╭──

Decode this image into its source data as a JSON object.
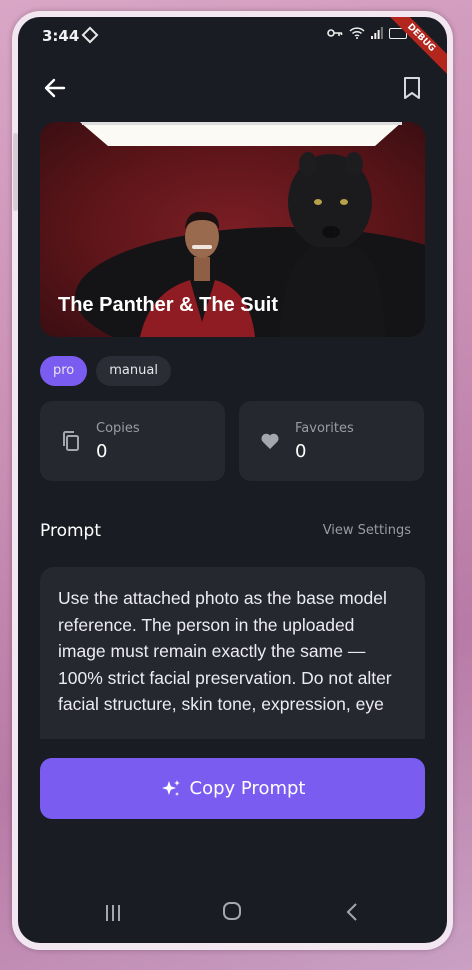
{
  "status_bar": {
    "time": "3:44",
    "debug_label": "DEBUG"
  },
  "header": {
    "back_icon": "arrow-left-icon",
    "bookmark_icon": "bookmark-icon"
  },
  "hero": {
    "title": "The Panther & The Suit"
  },
  "tags": [
    "pro",
    "manual"
  ],
  "stats": {
    "copies": {
      "label": "Copies",
      "value": "0",
      "icon": "copy-icon"
    },
    "favorites": {
      "label": "Favorites",
      "value": "0",
      "icon": "heart-icon"
    }
  },
  "prompt": {
    "title": "Prompt",
    "view_settings_label": "View Settings",
    "text": "Use the attached photo as the base model reference. The person in the uploaded image must remain exactly the same — 100% strict facial preservation. Do not alter facial structure, skin tone, expression, eye"
  },
  "actions": {
    "copy_prompt_label": "Copy Prompt"
  },
  "colors": {
    "accent": "#7b5cf0",
    "background": "#1a1c23",
    "card": "#262830"
  }
}
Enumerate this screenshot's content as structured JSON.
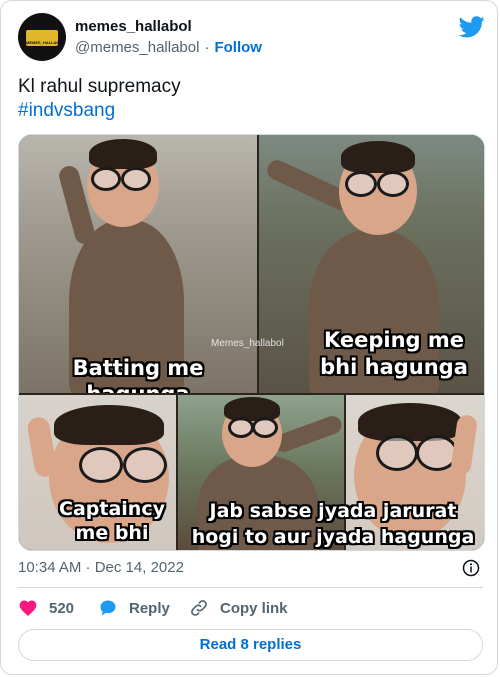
{
  "author": {
    "display_name": "memes_hallabol",
    "handle": "@memes_hallabol",
    "separator": "·",
    "follow_label": "Follow",
    "avatar_text": "MEMES_HALLABOL"
  },
  "tweet": {
    "text": "Kl rahul supremacy",
    "hashtag": "#indvsbang"
  },
  "media": {
    "watermark": "Memes_hallabol",
    "captions": {
      "panel1": "Batting me hagunga",
      "panel2": "Keeping me bhi hagunga",
      "panel3": "Captaincy me bhi",
      "panel4": "Jab sabse jyada jarurat hogi to aur jyada hagunga"
    }
  },
  "meta": {
    "timestamp": "10:34 AM · Dec 14, 2022"
  },
  "actions": {
    "like_count": "520",
    "reply_label": "Reply",
    "copy_label": "Copy link"
  },
  "replies_button": "Read 8 replies",
  "colors": {
    "accent": "#006fd6",
    "like": "#f91880",
    "reply_icon": "#1d9bf0",
    "twitter_bird": "#1d9bf0",
    "muted": "#536471"
  }
}
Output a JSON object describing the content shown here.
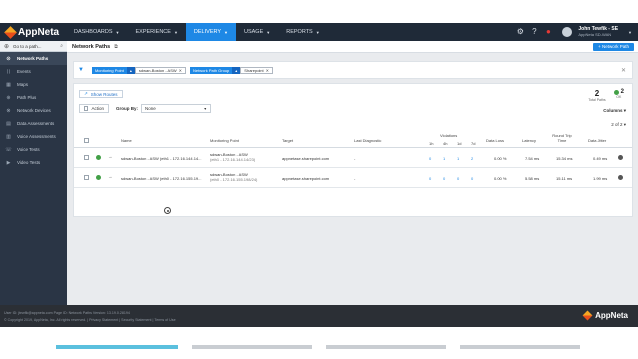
{
  "brand": {
    "name": "AppNeta"
  },
  "topnav": {
    "items": [
      {
        "label": "DASHBOARDS",
        "active": false
      },
      {
        "label": "EXPERIENCE",
        "active": false
      },
      {
        "label": "DELIVERY",
        "active": true
      },
      {
        "label": "USAGE",
        "active": false
      },
      {
        "label": "REPORTS",
        "active": false
      }
    ],
    "icons": [
      "gear-icon",
      "help-icon",
      "alert-icon"
    ]
  },
  "user": {
    "name": "John Tewfik - SE",
    "org": "AppNeta SD-WAN"
  },
  "sidebar": {
    "search_placeholder": "Go to a path...",
    "items": [
      {
        "label": "Network Paths",
        "icon": "network-paths-icon",
        "active": true
      },
      {
        "label": "Events",
        "icon": "events-icon",
        "active": false
      },
      {
        "label": "Maps",
        "icon": "maps-icon",
        "active": false
      },
      {
        "label": "Path Plus",
        "icon": "path-plus-icon",
        "active": false
      },
      {
        "label": "Network Devices",
        "icon": "network-devices-icon",
        "active": false
      },
      {
        "label": "Data Assessments",
        "icon": "data-assessments-icon",
        "active": false
      },
      {
        "label": "Voice Assessments",
        "icon": "voice-assessments-icon",
        "active": false
      },
      {
        "label": "Voice Tests",
        "icon": "voice-tests-icon",
        "active": false
      },
      {
        "label": "Video Tests",
        "icon": "video-tests-icon",
        "active": false
      }
    ]
  },
  "page": {
    "title": "Network Paths",
    "new_button": "+ Network Path"
  },
  "filters": [
    {
      "key": "Monitoring Point",
      "value": "sdwan-Boston - ASW"
    },
    {
      "key": "Network Path Group",
      "value": "Sharepoint"
    }
  ],
  "toolbar": {
    "show_routes": "Show Routes",
    "action": "Action",
    "group_by_label": "Group By:",
    "group_by_value": "None",
    "columns": "Columns",
    "pager": "2 of 2"
  },
  "summary": {
    "total": "2",
    "total_label": "Total Paths",
    "ok": "2",
    "ok_label": "OK"
  },
  "table": {
    "headers": {
      "name": "Name",
      "monitoring_point": "Monitoring Point",
      "target": "Target",
      "last_diagnostic": "Last Diagnostic",
      "violations": "Violations",
      "v1": "1h",
      "v2": "4h",
      "v3": "1d",
      "v4": "7d",
      "data_loss": "Data Loss",
      "latency": "Latency",
      "round_trip": "Round Trip Time",
      "data_jitter": "Data Jitter"
    },
    "rows": [
      {
        "name": "sdwan-Boston - ASW (eth1 - 172.16.144.14...",
        "mp_name": "sdwan-Boston - ASW",
        "mp_sub": "(eth1 - 172.16.144.14/23)",
        "target": "appnetase.sharepoint.com",
        "last_diagnostic": "-",
        "v1": "0",
        "v2": "1",
        "v3": "1",
        "v4": "2",
        "data_loss": "0.00 %",
        "latency": "7.54 ms",
        "round_trip": "15.34 ms",
        "data_jitter": "0.49 ms"
      },
      {
        "name": "sdwan-Boston - ASW (eth0 - 172.16.155.19...",
        "mp_name": "sdwan-Boston - ASW",
        "mp_sub": "(eth0 - 172.16.155.198/24)",
        "target": "appnetase.sharepoint.com",
        "last_diagnostic": "-",
        "v1": "0",
        "v2": "0",
        "v3": "0",
        "v4": "0",
        "data_loss": "0.00 %",
        "latency": "5.58 ms",
        "round_trip": "15.11 ms",
        "data_jitter": "1.99 ms"
      }
    ]
  },
  "footer": {
    "line1": "User ID: jtewfik@appneta.com      Page ID: Network Paths      Version: 13.19.0.28194",
    "line2": "© Copyright 2019, AppNeta, Inc. All rights reserved.  |  Privacy Statement  |  Security Statement  |  Terms of Use",
    "brand": "AppNeta"
  },
  "colors": {
    "accent": "#1e88e5",
    "topbar": "#1f2a38",
    "sidebar": "#2a3545",
    "ok": "#43a047",
    "alert": "#e53935",
    "progress_active": "#5bc0de"
  }
}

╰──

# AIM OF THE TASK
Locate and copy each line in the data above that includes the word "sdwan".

# SOLUTION TO THIS PROBLEM
      "value": "sdwan-Boston - ASW"
        "name": "sdwan-Boston - ASW (eth1 - 172.16.144.14...",
        "mp_name": "sdwan-Boston - ASW",
        "name": "sdwan-Boston - ASW (eth0 - 172.16.155.19...",
        "mp_name": "sdwan-Boston - ASW",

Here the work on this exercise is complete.